BMC Genomics 2012, 13:367  doi:10.1186/1471-2164-13-367

Published: 2 August 2012



Combinations of histone variants and modifications, conceptually representing a histone code, have been proposed to play a significant role in gene regulation and developmental processes in complex organisms. While various mechanisms have been implicated in establishing and maintaining epigenetic patterns at specific locations in the genome, they are generally believed to be independent of primary DNA sequence on a more global scale.


To address this systematically in the case of the human genome, we have analyzed primary DNA sequences underlying patterns of 19 different methylated histones in human primary T-cells and patterns of three methylated histones across additional human cell lines. We report strong sequence biases associated with most of these histone marks genome-wide in each cell type. Furthermore, the sequence characteristics for such association are distinct for different groups of histone marks.

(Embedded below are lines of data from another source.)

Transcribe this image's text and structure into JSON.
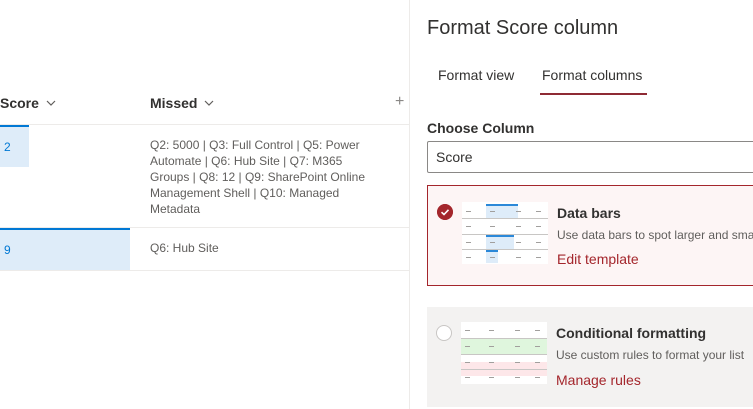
{
  "list": {
    "columns": [
      {
        "label": "Score"
      },
      {
        "label": "Missed"
      }
    ],
    "add_column_glyph": "+",
    "rows": [
      {
        "score": "2",
        "score_fraction": 0.2,
        "missed_lines": [
          "Q2: 5000 | Q3: Full Control | Q5: Power",
          "Automate | Q6: Hub Site | Q7: M365",
          "Groups | Q8: 12 | Q9: SharePoint Online",
          "Management Shell | Q10: Managed",
          "Metadata"
        ]
      },
      {
        "score": "9",
        "score_fraction": 0.9,
        "missed_lines": [
          "Q6: Hub Site"
        ]
      }
    ]
  },
  "panel": {
    "title": "Format Score column",
    "tabs": [
      {
        "label": "Format view",
        "active": false
      },
      {
        "label": "Format columns",
        "active": true
      }
    ],
    "choose_label": "Choose Column",
    "selected_column": "Score",
    "options": [
      {
        "title": "Data bars",
        "description": "Use data bars to spot larger and smal",
        "link": "Edit template",
        "selected": true
      },
      {
        "title": "Conditional formatting",
        "description": "Use custom rules to format your list",
        "link": "Manage rules",
        "selected": false
      }
    ]
  },
  "colors": {
    "accent": "#a4262c",
    "tab_underline": "#8e2a34",
    "databar_fill": "#deecf9",
    "databar_edge": "#0078d4",
    "row_green": "#dff6dd",
    "row_red": "#fde7e9"
  },
  "icons": {
    "sort": "chevron-down-icon",
    "add_column": "plus-icon",
    "selected": "checkmark-circle-icon"
  }
}
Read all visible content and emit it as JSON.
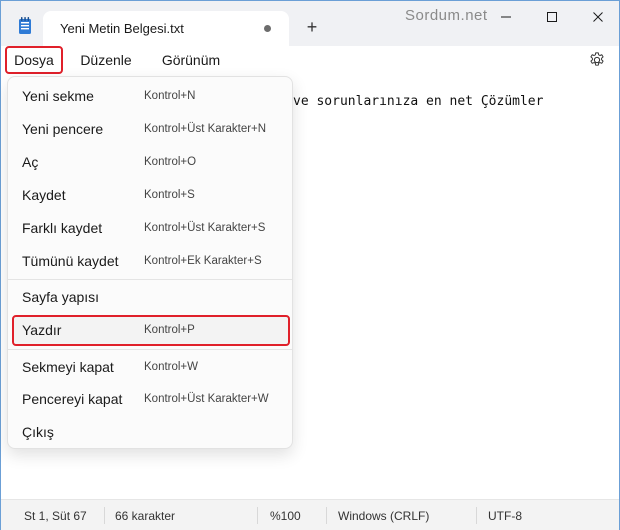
{
  "titlebar": {
    "tab_title": "Yeni Metin Belgesi.txt",
    "new_tab_symbol": "+",
    "watermark": "Sordum.net"
  },
  "menubar": {
    "items": [
      "Dosya",
      "Düzenle",
      "Görünüm"
    ]
  },
  "editor": {
    "visible_text": "ve sorunlarınıza en net Çözümler"
  },
  "file_menu": {
    "items": [
      {
        "label": "Yeni sekme",
        "shortcut": "Kontrol+N"
      },
      {
        "label": "Yeni pencere",
        "shortcut": "Kontrol+Üst Karakter+N"
      },
      {
        "label": "Aç",
        "shortcut": "Kontrol+O"
      },
      {
        "label": "Kaydet",
        "shortcut": "Kontrol+S"
      },
      {
        "label": "Farklı kaydet",
        "shortcut": "Kontrol+Üst Karakter+S"
      },
      {
        "label": "Tümünü kaydet",
        "shortcut": "Kontrol+Ek Karakter+S"
      },
      {
        "label": "Sayfa yapısı",
        "shortcut": ""
      },
      {
        "label": "Yazdır",
        "shortcut": "Kontrol+P"
      },
      {
        "label": "Sekmeyi kapat",
        "shortcut": "Kontrol+W"
      },
      {
        "label": "Pencereyi kapat",
        "shortcut": "Kontrol+Üst Karakter+W"
      },
      {
        "label": "Çıkış",
        "shortcut": ""
      }
    ]
  },
  "statusbar": {
    "position": "St 1, Süt 67",
    "char_count": "66 karakter",
    "zoom": "%100",
    "line_ending": "Windows (CRLF)",
    "encoding": "UTF-8"
  },
  "colors": {
    "highlight": "#e0202a",
    "titlebar_bg": "#f0f1f4",
    "statusbar_bg": "#f3f3f3"
  },
  "icons": {
    "app": "notepad-icon",
    "settings": "gear-icon",
    "minimize": "minimize-icon",
    "maximize": "maximize-icon",
    "close": "close-icon"
  }
}
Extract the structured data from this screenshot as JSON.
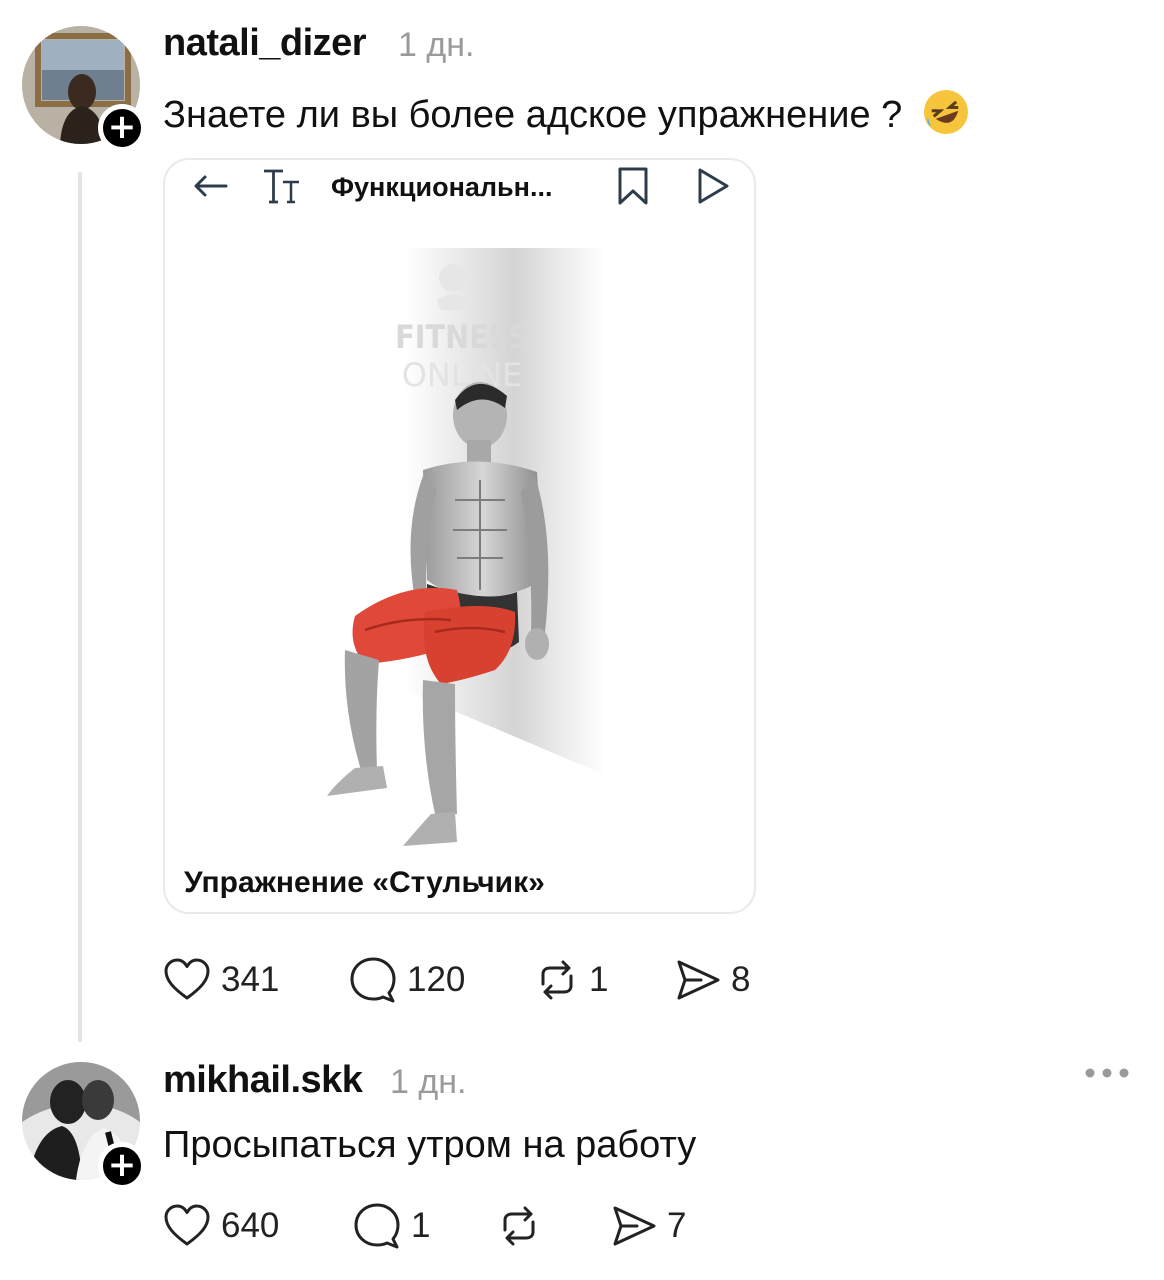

These findings provide evidence of an influence of genomic sequence on patterns of histone modification associated with gene expression and chromatin programming, and they suggest that the mechanisms responsible for global histone modifications may interpret genomic sequence in various ways.